*** Records supplied ***

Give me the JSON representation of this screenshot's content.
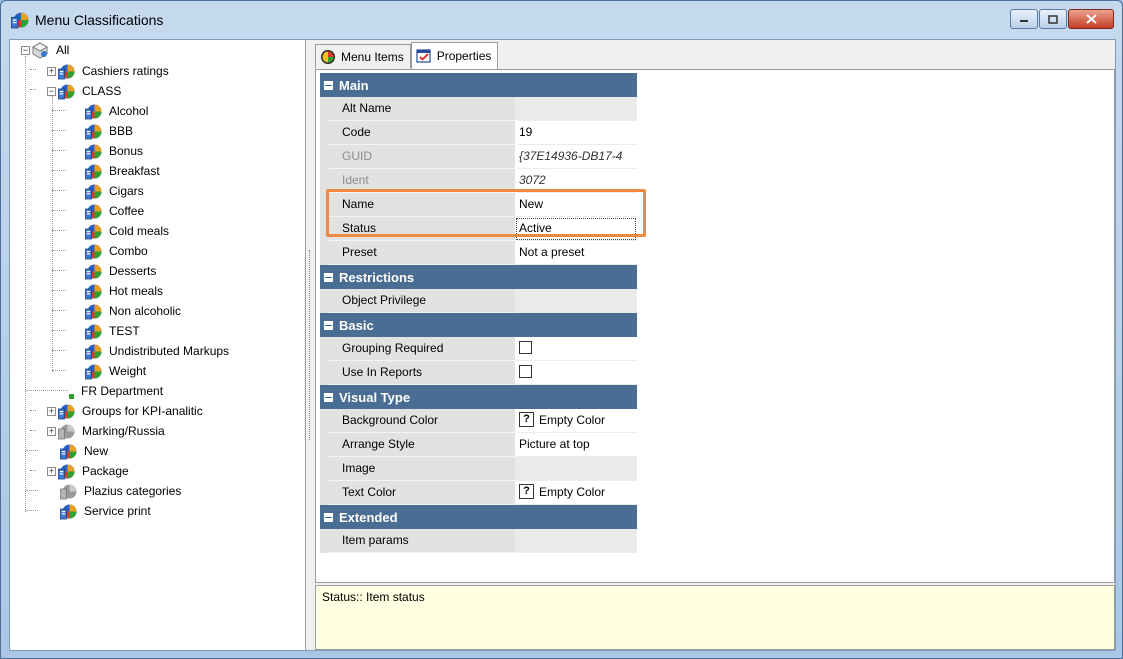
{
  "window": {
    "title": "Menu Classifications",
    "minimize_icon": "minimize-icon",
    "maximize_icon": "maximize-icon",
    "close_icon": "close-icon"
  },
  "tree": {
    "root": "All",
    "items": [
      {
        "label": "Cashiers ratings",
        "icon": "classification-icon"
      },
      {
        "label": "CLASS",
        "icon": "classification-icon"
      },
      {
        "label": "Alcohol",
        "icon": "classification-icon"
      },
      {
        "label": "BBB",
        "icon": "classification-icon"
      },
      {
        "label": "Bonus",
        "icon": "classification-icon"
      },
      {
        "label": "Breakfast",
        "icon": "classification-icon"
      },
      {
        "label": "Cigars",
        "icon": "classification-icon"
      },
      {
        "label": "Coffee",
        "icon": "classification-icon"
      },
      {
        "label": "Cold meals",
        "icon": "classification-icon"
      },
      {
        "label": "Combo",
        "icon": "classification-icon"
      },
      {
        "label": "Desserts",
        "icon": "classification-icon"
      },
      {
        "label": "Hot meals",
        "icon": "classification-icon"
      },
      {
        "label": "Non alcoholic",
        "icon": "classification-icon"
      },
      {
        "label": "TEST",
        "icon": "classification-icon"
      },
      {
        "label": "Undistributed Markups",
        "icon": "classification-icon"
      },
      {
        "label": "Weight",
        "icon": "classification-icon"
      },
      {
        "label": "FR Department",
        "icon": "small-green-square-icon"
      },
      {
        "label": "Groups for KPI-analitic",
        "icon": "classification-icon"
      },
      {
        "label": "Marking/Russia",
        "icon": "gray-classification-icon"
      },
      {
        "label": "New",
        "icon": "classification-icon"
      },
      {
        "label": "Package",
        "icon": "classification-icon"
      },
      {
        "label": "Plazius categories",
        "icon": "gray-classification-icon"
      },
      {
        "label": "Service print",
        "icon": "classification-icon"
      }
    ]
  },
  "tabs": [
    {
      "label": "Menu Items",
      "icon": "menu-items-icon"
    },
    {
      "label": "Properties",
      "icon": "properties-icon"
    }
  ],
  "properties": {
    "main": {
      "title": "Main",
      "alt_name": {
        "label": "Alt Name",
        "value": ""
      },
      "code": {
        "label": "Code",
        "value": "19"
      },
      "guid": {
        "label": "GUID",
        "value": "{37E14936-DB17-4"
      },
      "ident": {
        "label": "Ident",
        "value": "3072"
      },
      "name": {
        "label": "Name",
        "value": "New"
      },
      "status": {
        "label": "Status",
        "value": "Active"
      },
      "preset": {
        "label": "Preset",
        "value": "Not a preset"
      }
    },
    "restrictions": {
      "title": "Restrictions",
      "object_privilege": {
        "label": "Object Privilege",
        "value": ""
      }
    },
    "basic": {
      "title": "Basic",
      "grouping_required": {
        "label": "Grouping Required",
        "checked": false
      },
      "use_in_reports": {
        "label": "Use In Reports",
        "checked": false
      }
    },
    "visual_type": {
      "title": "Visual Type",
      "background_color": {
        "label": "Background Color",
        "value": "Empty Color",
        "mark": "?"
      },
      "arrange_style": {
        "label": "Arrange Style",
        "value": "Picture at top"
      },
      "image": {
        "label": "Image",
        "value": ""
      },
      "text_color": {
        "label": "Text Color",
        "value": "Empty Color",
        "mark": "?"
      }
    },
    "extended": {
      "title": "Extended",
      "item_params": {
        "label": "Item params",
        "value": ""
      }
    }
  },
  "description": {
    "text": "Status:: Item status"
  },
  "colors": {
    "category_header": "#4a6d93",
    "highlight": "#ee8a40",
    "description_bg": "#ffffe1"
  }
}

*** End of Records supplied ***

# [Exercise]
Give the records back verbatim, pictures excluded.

# [Solution for this task]
Give me the JSON representation of this screenshot's content.
{
  "window": {
    "title": "Menu Classifications",
    "minimize_icon": "minimize-icon",
    "maximize_icon": "maximize-icon",
    "close_icon": "close-icon"
  },
  "tree": {
    "root": "All",
    "items": [
      {
        "label": "Cashiers ratings",
        "icon": "classification-icon"
      },
      {
        "label": "CLASS",
        "icon": "classification-icon"
      },
      {
        "label": "Alcohol",
        "icon": "classification-icon"
      },
      {
        "label": "BBB",
        "icon": "classification-icon"
      },
      {
        "label": "Bonus",
        "icon": "classification-icon"
      },
      {
        "label": "Breakfast",
        "icon": "classification-icon"
      },
      {
        "label": "Cigars",
        "icon": "classification-icon"
      },
      {
        "label": "Coffee",
        "icon": "classification-icon"
      },
      {
        "label": "Cold meals",
        "icon": "classification-icon"
      },
      {
        "label": "Combo",
        "icon": "classification-icon"
      },
      {
        "label": "Desserts",
        "icon": "classification-icon"
      },
      {
        "label": "Hot meals",
        "icon": "classification-icon"
      },
      {
        "label": "Non alcoholic",
        "icon": "classification-icon"
      },
      {
        "label": "TEST",
        "icon": "classification-icon"
      },
      {
        "label": "Undistributed Markups",
        "icon": "classification-icon"
      },
      {
        "label": "Weight",
        "icon": "classification-icon"
      },
      {
        "label": "FR Department",
        "icon": "small-green-square-icon"
      },
      {
        "label": "Groups for KPI-analitic",
        "icon": "classification-icon"
      },
      {
        "label": "Marking/Russia",
        "icon": "gray-classification-icon"
      },
      {
        "label": "New",
        "icon": "classification-icon"
      },
      {
        "label": "Package",
        "icon": "classification-icon"
      },
      {
        "label": "Plazius categories",
        "icon": "gray-classification-icon"
      },
      {
        "label": "Service print",
        "icon": "classification-icon"
      }
    ]
  },
  "tabs": [
    {
      "label": "Menu Items",
      "icon": "menu-items-icon"
    },
    {
      "label": "Properties",
      "icon": "properties-icon"
    }
  ],
  "properties": {
    "main": {
      "title": "Main",
      "alt_name": {
        "label": "Alt Name",
        "value": ""
      },
      "code": {
        "label": "Code",
        "value": "19"
      },
      "guid": {
        "label": "GUID",
        "value": "{37E14936-DB17-4"
      },
      "ident": {
        "label": "Ident",
        "value": "3072"
      },
      "name": {
        "label": "Name",
        "value": "New"
      },
      "status": {
        "label": "Status",
        "value": "Active"
      },
      "preset": {
        "label": "Preset",
        "value": "Not a preset"
      }
    },
    "restrictions": {
      "title": "Restrictions",
      "object_privilege": {
        "label": "Object Privilege",
        "value": ""
      }
    },
    "basic": {
      "title": "Basic",
      "grouping_required": {
        "label": "Grouping Required",
        "checked": false
      },
      "use_in_reports": {
        "label": "Use In Reports",
        "checked": false
      }
    },
    "visual_type": {
      "title": "Visual Type",
      "background_color": {
        "label": "Background Color",
        "value": "Empty Color",
        "mark": "?"
      },
      "arrange_style": {
        "label": "Arrange Style",
        "value": "Picture at top"
      },
      "image": {
        "label": "Image",
        "value": ""
      },
      "text_color": {
        "label": "Text Color",
        "value": "Empty Color",
        "mark": "?"
      }
    },
    "extended": {
      "title": "Extended",
      "item_params": {
        "label": "Item params",
        "value": ""
      }
    }
  },
  "description": {
    "text": "Status:: Item status"
  },
  "colors": {
    "category_header": "#4a6d93",
    "highlight": "#ee8a40",
    "description_bg": "#ffffe1"
  }
}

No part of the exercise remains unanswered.